April 18, 2013 by Tamara Piety
A few months ago the makers of pharmaceutical drugs got a fairly significant victory in their quest to have the FDA’s regulation of off-label use marketing ruled unconstitutional. In United State v. Caronia the 2nd Circuit overturned the conviction of drug rep Alfred Caronia for conspiring to “introduce a misbranded drug into interstate commerce,” finding that he was convicted in violation of his First Amendment rights on the basis of his speech promoting the drug Xyrem, a drug to treat narcolepsy, for other uses.
As this article in Forbes notes, the decision is potentially a game-changer since the industry has been paying billions of dollars in fines for violation of the off-label use marketing rules. Does Misdemeanor Misbranding Survive Caronia?
There is reason to think that a blanket invalidation of FDA rules relating to off-label use marketing is still a way off since this is still just one circuit and the conviction in Caronia relied so heavily on the speech in question. It is still possible to argue that the misbranding question (which is the actual legal authority under which the off-label use regulation is predicted) is generally unaffected and that, in any case, this decision by no means signals that speech cannot be evidence of misbranding conduct. For more on the case see Free Speech and Off-Label Use Conviction And there is evidence that settlements related to marketing practices continue. Shire Takes $57.5 Charge to Settle Marketing Probe .Yet, it hardly seems like the FDA would want the same Supreme Court that decided Sorrell to review Caronia. And indeed, word is that the FDA is not seeking review. FDA Won’t Appeal Free-Speech Marketing. I wouldn’t either. That doesn’t mean that this decision represents a good development. To the contrary, as I have warned elsewhere, it may well make a good deal of law that we have generally thought of as well-settled, suddenly unstable.

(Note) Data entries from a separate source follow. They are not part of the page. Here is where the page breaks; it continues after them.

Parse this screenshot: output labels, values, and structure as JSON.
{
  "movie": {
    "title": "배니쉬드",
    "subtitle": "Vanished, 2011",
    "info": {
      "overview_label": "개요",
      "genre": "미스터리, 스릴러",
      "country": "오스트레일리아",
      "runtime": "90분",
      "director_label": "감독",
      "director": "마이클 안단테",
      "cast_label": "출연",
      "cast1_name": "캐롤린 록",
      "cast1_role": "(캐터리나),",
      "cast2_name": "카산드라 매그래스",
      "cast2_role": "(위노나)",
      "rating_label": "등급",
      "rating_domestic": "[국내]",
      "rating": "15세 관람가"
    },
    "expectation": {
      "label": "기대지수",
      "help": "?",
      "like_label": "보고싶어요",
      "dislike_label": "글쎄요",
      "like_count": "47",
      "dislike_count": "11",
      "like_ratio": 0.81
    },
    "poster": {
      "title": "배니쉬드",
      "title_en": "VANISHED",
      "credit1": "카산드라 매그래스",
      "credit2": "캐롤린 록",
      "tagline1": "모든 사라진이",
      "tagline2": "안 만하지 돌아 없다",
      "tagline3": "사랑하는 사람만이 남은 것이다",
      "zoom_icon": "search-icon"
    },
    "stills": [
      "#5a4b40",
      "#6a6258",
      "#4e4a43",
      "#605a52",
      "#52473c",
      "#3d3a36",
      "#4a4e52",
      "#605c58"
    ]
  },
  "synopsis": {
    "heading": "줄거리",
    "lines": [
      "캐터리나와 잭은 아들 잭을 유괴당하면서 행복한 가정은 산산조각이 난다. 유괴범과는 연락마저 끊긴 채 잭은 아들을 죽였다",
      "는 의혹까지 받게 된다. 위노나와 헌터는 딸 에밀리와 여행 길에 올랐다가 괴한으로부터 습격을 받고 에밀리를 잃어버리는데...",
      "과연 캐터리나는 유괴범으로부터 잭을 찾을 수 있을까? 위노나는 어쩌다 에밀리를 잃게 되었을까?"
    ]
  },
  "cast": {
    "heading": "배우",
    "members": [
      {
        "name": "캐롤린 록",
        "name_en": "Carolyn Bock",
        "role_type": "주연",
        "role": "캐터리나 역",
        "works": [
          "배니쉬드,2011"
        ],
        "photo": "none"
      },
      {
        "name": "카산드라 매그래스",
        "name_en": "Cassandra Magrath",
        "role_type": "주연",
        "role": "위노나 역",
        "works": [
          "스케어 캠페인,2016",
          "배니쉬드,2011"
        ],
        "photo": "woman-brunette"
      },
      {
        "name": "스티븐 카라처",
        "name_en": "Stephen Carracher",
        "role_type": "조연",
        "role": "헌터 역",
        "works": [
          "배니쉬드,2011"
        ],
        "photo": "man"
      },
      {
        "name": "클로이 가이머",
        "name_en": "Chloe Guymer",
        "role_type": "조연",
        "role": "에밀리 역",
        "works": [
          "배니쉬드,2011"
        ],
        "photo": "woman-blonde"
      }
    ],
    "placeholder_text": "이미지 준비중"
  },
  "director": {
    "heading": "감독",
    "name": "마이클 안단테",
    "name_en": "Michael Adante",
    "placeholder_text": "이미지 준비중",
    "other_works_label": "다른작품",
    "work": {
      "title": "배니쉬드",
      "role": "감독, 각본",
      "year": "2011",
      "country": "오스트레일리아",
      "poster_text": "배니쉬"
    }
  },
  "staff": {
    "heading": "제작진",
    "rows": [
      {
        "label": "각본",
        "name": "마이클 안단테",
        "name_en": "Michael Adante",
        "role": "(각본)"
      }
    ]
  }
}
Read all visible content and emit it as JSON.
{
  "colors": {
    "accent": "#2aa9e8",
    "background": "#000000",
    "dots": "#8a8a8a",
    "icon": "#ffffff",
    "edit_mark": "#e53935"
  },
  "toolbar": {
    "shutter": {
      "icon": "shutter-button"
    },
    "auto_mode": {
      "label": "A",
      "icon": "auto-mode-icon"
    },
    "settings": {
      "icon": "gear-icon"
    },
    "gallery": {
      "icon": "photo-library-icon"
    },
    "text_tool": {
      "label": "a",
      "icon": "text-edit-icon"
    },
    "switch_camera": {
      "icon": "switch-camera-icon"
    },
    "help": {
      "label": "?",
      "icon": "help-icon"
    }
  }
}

As the dissent noted: “The majority has chosen to apply heightened scrutiny to this case, though we have not done so in other cases involving the use of speech as evidence of intent—for example, in anti-discrimination actions or prosecutions for criminal inducement, attempt, and conspiracy—cases I cannot meaningfully distinguish from this one. The majority’s decision today extends heightened scrutiny further than the Supreme Court ever has, and calls into question a fundamental regime of federal regulation that has existed for more than a century. I respectfully dissent.” (dissenting opinion at 30.
An earlier version of this post first appeared here at Free Speech and Off-Label Use Marketing on The Faculty Lounge.